Tall Mass Timber Buildings Could be on Horizon After ICC Vote to Change Building Code

Cross Laminated Timber via the US Department of Agriculture

Cross Laminated Timber via the US Department of Agriculture

Tall buildings made with structural timber, or “mass timber buildings,” have been on the rise in Canada and European countries in recent years, but the United States has been slower to adopt the method due to code restrictions. The state of Oregon recently released an addendum to their building code to allow taller mass timber buildings in the state and an upcoming International Code Council (ICC) vote could encourage more states to follow suit.

14 mass timber code change proposals were approved at an ICC public comment hearing in Richmond, VA on October 24, 2018.  This month, the proposed changes will undergo a period of online voting, with the results expected to be released in December. If approved, the changes would be added to the International Building Code (IBC) in 2021.

The ICC proposal would add three new types of construction:

  • Type IV A: up to 18 stories high and 270 feet tall

  • Type IV B: up to 12 stories high and 180 feet tall

  • Type IV C: up to 9 stories high and 85 feet tall

Kenneth Bland, Vice President of Codes & Regulations for the American Wood Council (AWC) issued this statement after the approval at the public comment hearing:

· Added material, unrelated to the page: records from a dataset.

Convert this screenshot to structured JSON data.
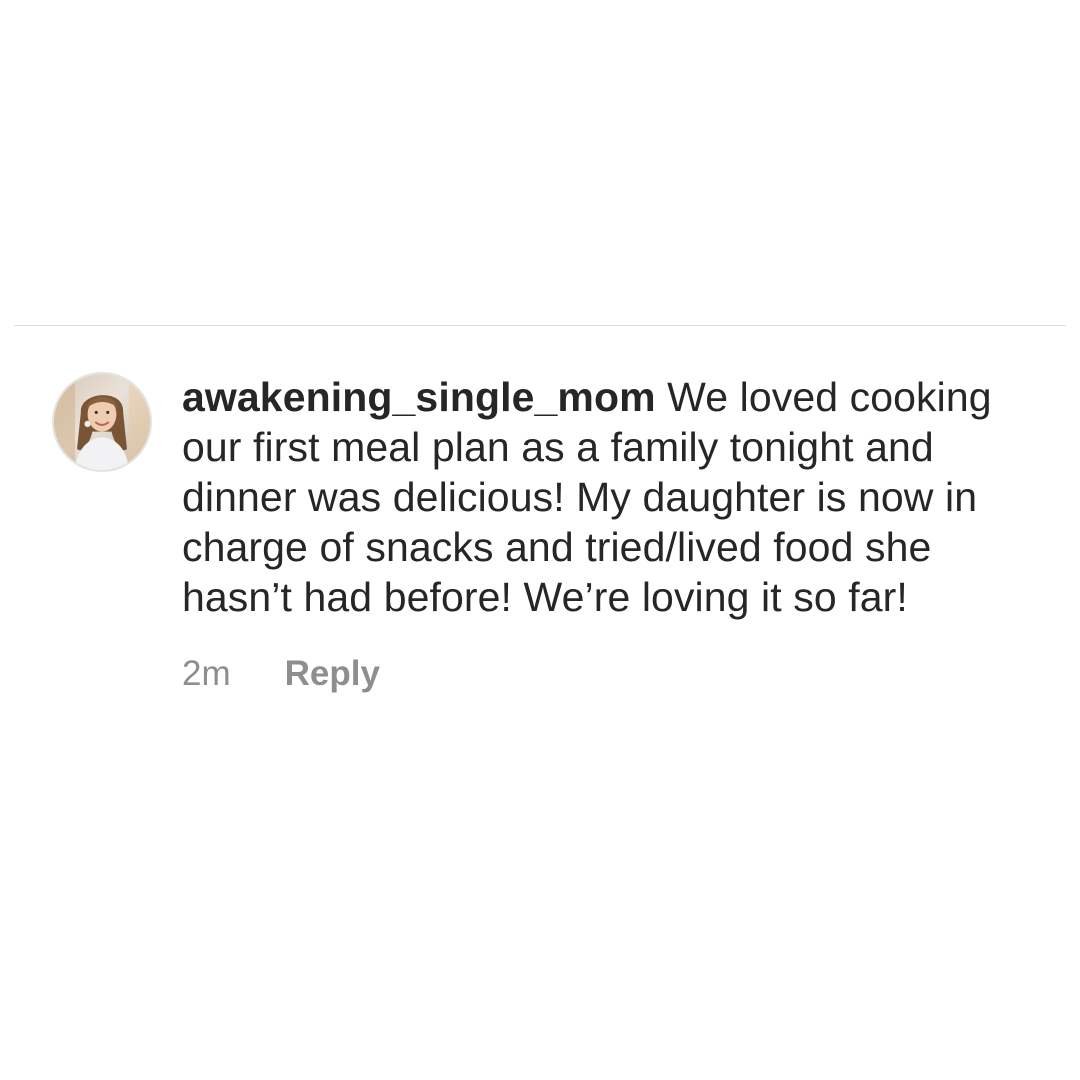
{
  "comment": {
    "username": "awakening_single_mom",
    "text": "We loved cooking our first meal plan as a family tonight and dinner was delicious! My daughter is now in charge of snacks and tried/lived food she hasn’t had before! We’re loving it so far!",
    "timestamp": "2m",
    "reply_label": "Reply",
    "avatar_icon": "user-profile-photo"
  },
  "colors": {
    "text": "#262626",
    "secondary_text": "#8e8e8e",
    "divider": "#dbdbdb",
    "background": "#ffffff"
  }
}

“ICC’s Ad hoc Committee on Tall Wood Buildings studied mass timber construction for two years prior to introducing these code change proposals, including conducting numerous fire performance tests. The result of that rigorous process is that each of the new proposed construction types has had its fire and life safety performance confirmed, resulting in a robust building performance.

“Other nations have already seen the benefits of tall wood construction – from the low carbon footprint, ease of construction and reduced construction time. The tremendous support of tall mass timber construction seen at the ICC public comment hearings, and the positive outcome, is one more important step toward advancement of tall wood in the United States.”

The wood industry is clearly in favor of the changes to the building code.  The cement and concrete industries, on the other hand, is not so excited about the developments.  In addition to the National Ready Mixed Concrete Association building a website called Build With Strength specifically to tout the benefits of concrete and the downfalls of wood, the Portland Cement Association (PCA) is endorsing another website called Stop Tall Wood, which serves the same purpose as Build With Strength.

Even if the proposals are approved and the IBC changes take effect in 2021, local jurisdictions will still have the option to adopt the changes or not.  The battles between the wood industry and the concrete industry will undoubtedly wage on in the trenches of local governments for years to come.